May 16, 2023
The debt ceiling could hit as early as June 1, 2023 and there is a showdown between Democrats and Republicans on Capitol Hill about how to solve this problem. The House Republicans won’t increase the debt ceiling without cuts to Federal spending. However, one of the proposed ways to cut spending is to impose a new requirement on the Medicaid program by requiring the beneficiaries to prove that they are working. There are other ways spending could be reduced without impacting many of the most vulnerable Americans.
Today President Biden assigned senior White House staff to negotiate with Speaker McCarthy’s office to come to agreement on a package to raise the debt ceiling. Raising the compromise to a higher level is very good news but cuts to the Medicaid program are still on the table.
What’s at stake?
Health-related non-profits who represent patients, the rare disease community, the disability community, and children’s hospitals disagree with this change/cut to the Medicaid system because the impact could be devastating. The cuts could put millions of Americans at risk including seniors in nursing homes. The Kaiser Family Foundation says as of 2021, there are 25 million adults aged 19-64 enrolled in Medicaid. 43 percent are working full time, and 18 percent are working part time. The national labor force is about the same at 61% if you consider only those individuals that are of working age.
The Congressional Budget Office (CBO) estimates that work requirements for the Medicaid program in House Republicans’ bill would save the government $109 billion.

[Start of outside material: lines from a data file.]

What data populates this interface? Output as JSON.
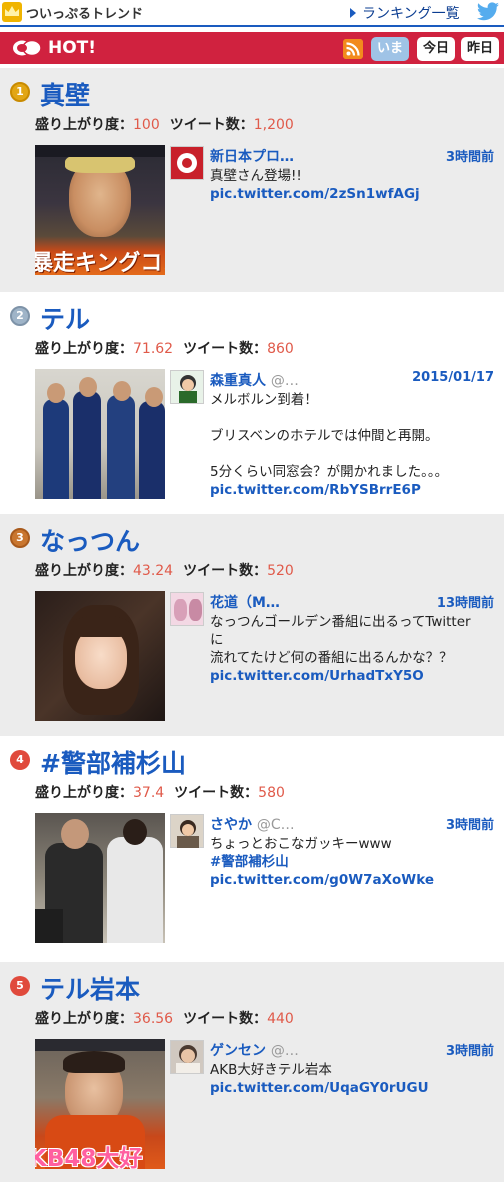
{
  "header": {
    "logo_text": "ついっぷるトレンド",
    "ranking_link": "ランキング一覧"
  },
  "hotbar": {
    "title": "HOT!",
    "tabs": [
      "いま",
      "今日",
      "昨日"
    ]
  },
  "labels": {
    "excitement": "盛り上がり度：",
    "tweets": "ツイート数："
  },
  "colors": {
    "brand_red": "#d0223f",
    "link_blue": "#1a5bbf",
    "number_red": "#e05a4a",
    "item_bg": "#ececec"
  },
  "items": [
    {
      "rank": "1",
      "term": "真壁",
      "excitement": "100",
      "tweets": "1,200",
      "user": "新日本プロ…",
      "handle": "",
      "time": "3時間前",
      "lines": [
        "真壁さん登場!!"
      ],
      "link": "pic.twitter.com/2zSn1wfAGj",
      "photo_caption": "暴走キングコン"
    },
    {
      "rank": "2",
      "term": "テル",
      "excitement": "71.62",
      "tweets": "860",
      "user": "森重真人",
      "handle": "@…",
      "time": "2015/01/17",
      "lines": [
        "メルボルン到着！",
        "",
        "ブリスベンのホテルでは仲間と再開。",
        "",
        "5分くらい同窓会？が開かれました。。。"
      ],
      "link": "pic.twitter.com/RbYSBrrE6P",
      "photo_caption": ""
    },
    {
      "rank": "3",
      "term": "なっつん",
      "excitement": "43.24",
      "tweets": "520",
      "user": "花道（M…",
      "handle": "",
      "time": "13時間前",
      "lines": [
        "なっつんゴールデン番組に出るってTwitter",
        "に",
        "流れてたけど何の番組に出るんかな？？"
      ],
      "link": "pic.twitter.com/UrhadTxY5O",
      "photo_caption": ""
    },
    {
      "rank": "4",
      "term": "#警部補杉山",
      "excitement": "37.4",
      "tweets": "580",
      "user": "さやか",
      "handle": "@C…",
      "time": "3時間前",
      "lines": [
        "ちょっとおこなガッキーwww"
      ],
      "hashtag": "#警部補杉山",
      "link": "pic.twitter.com/g0W7aXoWke",
      "photo_caption": ""
    },
    {
      "rank": "5",
      "term": "テル岩本",
      "excitement": "36.56",
      "tweets": "440",
      "user": "ゲンセン",
      "handle": "@…",
      "time": "3時間前",
      "lines": [
        "AKB大好きテル岩本"
      ],
      "link": "pic.twitter.com/UqaGY0rUGU",
      "photo_caption": "KB48大好"
    }
  ]
}
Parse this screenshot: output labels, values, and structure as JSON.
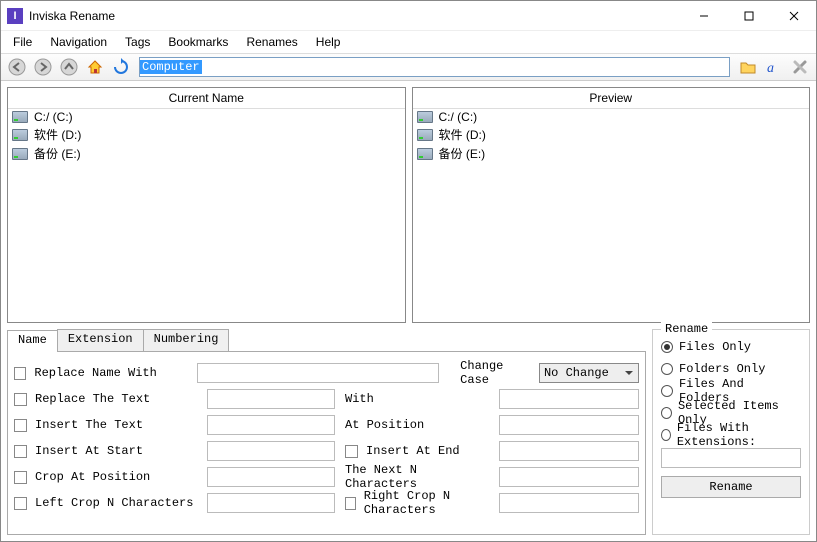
{
  "window": {
    "title": "Inviska Rename",
    "icon_letter": "I"
  },
  "menu": {
    "file": "File",
    "navigation": "Navigation",
    "tags": "Tags",
    "bookmarks": "Bookmarks",
    "renames": "Renames",
    "help": "Help"
  },
  "address": {
    "value": "Computer"
  },
  "panels": {
    "current_header": "Current Name",
    "preview_header": "Preview",
    "items": [
      {
        "label": "C:/ (C:)"
      },
      {
        "label": "软件 (D:)"
      },
      {
        "label": "备份 (E:)"
      }
    ]
  },
  "tabs": {
    "name": "Name",
    "extension": "Extension",
    "numbering": "Numbering"
  },
  "form": {
    "replace_name_with": "Replace Name With",
    "replace_the_text": "Replace The Text",
    "with_lbl": "With",
    "insert_the_text": "Insert The Text",
    "at_position": "At Position",
    "insert_at_start": "Insert At Start",
    "insert_at_end": "Insert At End",
    "crop_at_position": "Crop At Position",
    "next_n_chars": "The Next N Characters",
    "left_crop": "Left Crop N Characters",
    "right_crop": "Right Crop N Characters",
    "change_case": "Change Case",
    "change_case_value": "No Change"
  },
  "rename": {
    "group_title": "Rename",
    "files_only": "Files Only",
    "folders_only": "Folders Only",
    "files_and_folders": "Files And Folders",
    "selected_only": "Selected Items Only",
    "files_with_ext": "Files With Extensions:",
    "button": "Rename"
  }
}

However, the CBO analysis found the bill would not result in any more people working. “The agency concludes that the amendment would have a negligible effect on employment status or hours worked by people who would be subject to the work requirements,” the CBO said. “Federal costs would decrease, the number of people without health insurance would increase, the employment status of and hours worked by Medicaid recipients would be unchanged, and state costs would increase,” the agency concluded. Those savings would essentially come from people getting dropped from Medicaid, either because they can’t or don’t meet reporting requirements.
Most Americans with health coverage through Medicaid are already working – if they can. This type of change to the Medicaid system was tried and failed in Arkansas. The track record shows work reporting requirements are a bureaucratic nightmare and won’t result in more people working. The result will be more people uninsured.
WHAT CAN I DO?
If you don’t want to see our most vulnerable population lose their health coverage AND you don’t want to see your state have to pick up the costs the federal government will no longer pay call your Senator and deliver this message. A U.S. Capitol Switchboard operator can connect you directly with a Senate office. (202) 224-3121
- Please do not include cuts to Medicaid in the negotiations to raise the debt ceiling.
- Please do not include Medicaid mandatory work requirements as a strategy to cut the Medicaid system.
- Please do not shift the cost to our state.